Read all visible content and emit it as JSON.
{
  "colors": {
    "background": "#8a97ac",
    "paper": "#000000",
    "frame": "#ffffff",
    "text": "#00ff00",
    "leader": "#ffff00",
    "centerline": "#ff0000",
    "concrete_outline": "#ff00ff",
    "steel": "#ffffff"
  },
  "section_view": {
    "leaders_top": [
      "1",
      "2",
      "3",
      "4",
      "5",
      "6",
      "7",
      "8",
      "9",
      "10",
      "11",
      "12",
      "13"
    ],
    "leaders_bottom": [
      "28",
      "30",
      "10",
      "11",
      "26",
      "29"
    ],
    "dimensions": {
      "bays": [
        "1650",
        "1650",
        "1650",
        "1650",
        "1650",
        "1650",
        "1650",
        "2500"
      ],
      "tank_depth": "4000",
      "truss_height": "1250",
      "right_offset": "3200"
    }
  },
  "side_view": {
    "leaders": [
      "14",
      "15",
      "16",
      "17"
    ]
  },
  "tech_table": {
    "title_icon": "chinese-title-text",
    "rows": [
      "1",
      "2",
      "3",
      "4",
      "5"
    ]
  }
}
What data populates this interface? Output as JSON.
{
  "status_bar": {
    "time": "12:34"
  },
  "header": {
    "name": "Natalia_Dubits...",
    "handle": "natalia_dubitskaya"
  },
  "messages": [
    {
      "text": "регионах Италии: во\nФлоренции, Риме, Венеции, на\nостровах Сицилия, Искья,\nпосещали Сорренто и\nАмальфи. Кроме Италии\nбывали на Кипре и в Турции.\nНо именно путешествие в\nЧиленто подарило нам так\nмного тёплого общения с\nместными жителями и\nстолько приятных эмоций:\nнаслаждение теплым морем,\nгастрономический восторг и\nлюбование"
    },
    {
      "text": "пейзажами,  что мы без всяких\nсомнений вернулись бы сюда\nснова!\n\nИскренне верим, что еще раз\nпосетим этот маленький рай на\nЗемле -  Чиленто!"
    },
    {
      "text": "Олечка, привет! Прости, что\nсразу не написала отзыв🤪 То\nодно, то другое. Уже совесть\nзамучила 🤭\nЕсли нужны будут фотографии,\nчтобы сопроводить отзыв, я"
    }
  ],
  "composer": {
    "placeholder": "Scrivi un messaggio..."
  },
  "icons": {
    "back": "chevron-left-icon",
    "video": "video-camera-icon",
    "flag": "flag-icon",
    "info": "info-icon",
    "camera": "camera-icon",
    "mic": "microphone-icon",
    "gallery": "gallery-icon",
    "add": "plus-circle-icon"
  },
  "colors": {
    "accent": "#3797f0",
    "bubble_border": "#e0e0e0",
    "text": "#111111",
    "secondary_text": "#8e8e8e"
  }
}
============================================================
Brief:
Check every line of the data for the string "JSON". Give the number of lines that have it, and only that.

Reply to the task:
2